▶ [SOURCE RECORDS]:
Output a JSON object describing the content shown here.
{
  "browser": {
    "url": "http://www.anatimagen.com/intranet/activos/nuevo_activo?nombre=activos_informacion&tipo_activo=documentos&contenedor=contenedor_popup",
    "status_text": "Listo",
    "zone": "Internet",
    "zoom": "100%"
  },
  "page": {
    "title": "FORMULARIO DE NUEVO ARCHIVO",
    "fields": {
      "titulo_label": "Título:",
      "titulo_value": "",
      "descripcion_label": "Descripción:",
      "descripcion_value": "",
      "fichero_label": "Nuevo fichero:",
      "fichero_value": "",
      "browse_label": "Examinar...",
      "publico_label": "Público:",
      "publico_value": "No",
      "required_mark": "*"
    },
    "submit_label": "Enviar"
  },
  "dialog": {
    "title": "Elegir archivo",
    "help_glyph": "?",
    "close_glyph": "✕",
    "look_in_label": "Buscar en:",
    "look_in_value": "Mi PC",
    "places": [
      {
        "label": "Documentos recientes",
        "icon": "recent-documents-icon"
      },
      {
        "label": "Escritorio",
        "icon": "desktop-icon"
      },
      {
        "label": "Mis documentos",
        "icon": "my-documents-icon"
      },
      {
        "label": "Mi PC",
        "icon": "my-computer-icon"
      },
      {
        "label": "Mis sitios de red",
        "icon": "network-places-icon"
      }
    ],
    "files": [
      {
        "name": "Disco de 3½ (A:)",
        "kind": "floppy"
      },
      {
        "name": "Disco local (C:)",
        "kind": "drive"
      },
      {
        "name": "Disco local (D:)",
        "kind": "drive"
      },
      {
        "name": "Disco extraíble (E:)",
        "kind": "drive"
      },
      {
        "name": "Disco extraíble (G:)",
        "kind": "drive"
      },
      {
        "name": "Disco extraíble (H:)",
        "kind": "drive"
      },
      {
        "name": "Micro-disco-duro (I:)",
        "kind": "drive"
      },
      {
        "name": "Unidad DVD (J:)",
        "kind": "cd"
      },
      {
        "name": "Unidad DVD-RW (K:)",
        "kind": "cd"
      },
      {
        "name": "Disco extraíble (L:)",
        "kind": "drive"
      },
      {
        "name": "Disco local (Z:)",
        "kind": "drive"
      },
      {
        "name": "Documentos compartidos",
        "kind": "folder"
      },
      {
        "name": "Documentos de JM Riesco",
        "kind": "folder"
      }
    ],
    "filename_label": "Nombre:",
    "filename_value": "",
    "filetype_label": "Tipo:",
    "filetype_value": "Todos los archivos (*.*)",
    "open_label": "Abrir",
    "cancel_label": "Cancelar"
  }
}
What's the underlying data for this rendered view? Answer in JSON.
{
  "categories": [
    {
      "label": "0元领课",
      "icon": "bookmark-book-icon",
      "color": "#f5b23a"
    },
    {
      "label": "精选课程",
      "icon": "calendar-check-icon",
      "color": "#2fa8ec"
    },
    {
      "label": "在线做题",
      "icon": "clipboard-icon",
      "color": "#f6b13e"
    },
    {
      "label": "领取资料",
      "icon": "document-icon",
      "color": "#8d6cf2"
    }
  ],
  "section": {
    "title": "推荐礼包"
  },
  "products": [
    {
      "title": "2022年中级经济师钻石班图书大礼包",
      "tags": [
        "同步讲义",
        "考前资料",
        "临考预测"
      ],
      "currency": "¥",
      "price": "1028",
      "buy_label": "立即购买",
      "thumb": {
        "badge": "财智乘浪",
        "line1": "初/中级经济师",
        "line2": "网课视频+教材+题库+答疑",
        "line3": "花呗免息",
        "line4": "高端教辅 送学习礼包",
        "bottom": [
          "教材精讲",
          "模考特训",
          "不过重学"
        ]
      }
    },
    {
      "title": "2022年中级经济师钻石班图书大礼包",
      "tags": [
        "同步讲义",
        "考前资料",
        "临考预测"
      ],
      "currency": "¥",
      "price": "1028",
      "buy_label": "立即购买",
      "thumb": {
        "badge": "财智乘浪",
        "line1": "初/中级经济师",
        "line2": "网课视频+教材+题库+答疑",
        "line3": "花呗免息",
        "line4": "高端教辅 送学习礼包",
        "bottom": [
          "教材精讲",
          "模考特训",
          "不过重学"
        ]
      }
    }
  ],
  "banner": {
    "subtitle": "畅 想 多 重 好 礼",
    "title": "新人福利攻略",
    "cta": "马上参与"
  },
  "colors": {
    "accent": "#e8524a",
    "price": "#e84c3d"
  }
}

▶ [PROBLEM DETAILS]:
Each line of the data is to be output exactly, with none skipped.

▶ [RESPONSE TO THIS EXERCISE]:
Output a JSON object describing the content shown here.
{
  "browser": {
    "url": "http://www.anatimagen.com/intranet/activos/nuevo_activo?nombre=activos_informacion&tipo_activo=documentos&contenedor=contenedor_popup",
    "status_text": "Listo",
    "zone": "Internet",
    "zoom": "100%"
  },
  "page": {
    "title": "FORMULARIO DE NUEVO ARCHIVO",
    "fields": {
      "titulo_label": "Título:",
      "titulo_value": "",
      "descripcion_label": "Descripción:",
      "descripcion_value": "",
      "fichero_label": "Nuevo fichero:",
      "fichero_value": "",
      "browse_label": "Examinar...",
      "publico_label": "Público:",
      "publico_value": "No",
      "required_mark": "*"
    },
    "submit_label": "Enviar"
  },
  "dialog": {
    "title": "Elegir archivo",
    "help_glyph": "?",
    "close_glyph": "✕",
    "look_in_label": "Buscar en:",
    "look_in_value": "Mi PC",
    "places": [
      {
        "label": "Documentos recientes",
        "icon": "recent-documents-icon"
      },
      {
        "label": "Escritorio",
        "icon": "desktop-icon"
      },
      {
        "label": "Mis documentos",
        "icon": "my-documents-icon"
      },
      {
        "label": "Mi PC",
        "icon": "my-computer-icon"
      },
      {
        "label": "Mis sitios de red",
        "icon": "network-places-icon"
      }
    ],
    "files": [
      {
        "name": "Disco de 3½ (A:)",
        "kind": "floppy"
      },
      {
        "name": "Disco local (C:)",
        "kind": "drive"
      },
      {
        "name": "Disco local (D:)",
        "kind": "drive"
      },
      {
        "name": "Disco extraíble (E:)",
        "kind": "drive"
      },
      {
        "name": "Disco extraíble (G:)",
        "kind": "drive"
      },
      {
        "name": "Disco extraíble (H:)",
        "kind": "drive"
      },
      {
        "name": "Micro-disco-duro (I:)",
        "kind": "drive"
      },
      {
        "name": "Unidad DVD (J:)",
        "kind": "cd"
      },
      {
        "name": "Unidad DVD-RW (K:)",
        "kind": "cd"
      },
      {
        "name": "Disco extraíble (L:)",
        "kind": "drive"
      },
      {
        "name": "Disco local (Z:)",
        "kind": "drive"
      },
      {
        "name": "Documentos compartidos",
        "kind": "folder"
      },
      {
        "name": "Documentos de JM Riesco",
        "kind": "folder"
      }
    ],
    "filename_label": "Nombre:",
    "filename_value": "",
    "filetype_label": "Tipo:",
    "filetype_value": "Todos los archivos (*.*)",
    "open_label": "Abrir",
    "cancel_label": "Cancelar"
  }
}
What's the underlying data for this rendered view? Answer in JSON.
{
  "categories": [
    {
      "label": "0元领课",
      "icon": "bookmark-book-icon",
      "color": "#f5b23a"
    },
    {
      "label": "精选课程",
      "icon": "calendar-check-icon",
      "color": "#2fa8ec"
    },
    {
      "label": "在线做题",
      "icon": "clipboard-icon",
      "color": "#f6b13e"
    },
    {
      "label": "领取资料",
      "icon": "document-icon",
      "color": "#8d6cf2"
    }
  ],
  "section": {
    "title": "推荐礼包"
  },
  "products": [
    {
      "title": "2022年中级经济师钻石班图书大礼包",
      "tags": [
        "同步讲义",
        "考前资料",
        "临考预测"
      ],
      "currency": "¥",
      "price": "1028",
      "buy_label": "立即购买",
      "thumb": {
        "badge": "财智乘浪",
        "line1": "初/中级经济师",
        "line2": "网课视频+教材+题库+答疑",
        "line3": "花呗免息",
        "line4": "高端教辅 送学习礼包",
        "bottom": [
          "教材精讲",
          "模考特训",
          "不过重学"
        ]
      }
    },
    {
      "title": "2022年中级经济师钻石班图书大礼包",
      "tags": [
        "同步讲义",
        "考前资料",
        "临考预测"
      ],
      "currency": "¥",
      "price": "1028",
      "buy_label": "立即购买",
      "thumb": {
        "badge": "财智乘浪",
        "line1": "初/中级经济师",
        "line2": "网课视频+教材+题库+答疑",
        "line3": "花呗免息",
        "line4": "高端教辅 送学习礼包",
        "bottom": [
          "教材精讲",
          "模考特训",
          "不过重学"
        ]
      }
    }
  ],
  "banner": {
    "subtitle": "畅 想 多 重 好 礼",
    "title": "新人福利攻略",
    "cta": "马上参与"
  },
  "colors": {
    "accent": "#e8524a",
    "price": "#e84c3d"
  }
}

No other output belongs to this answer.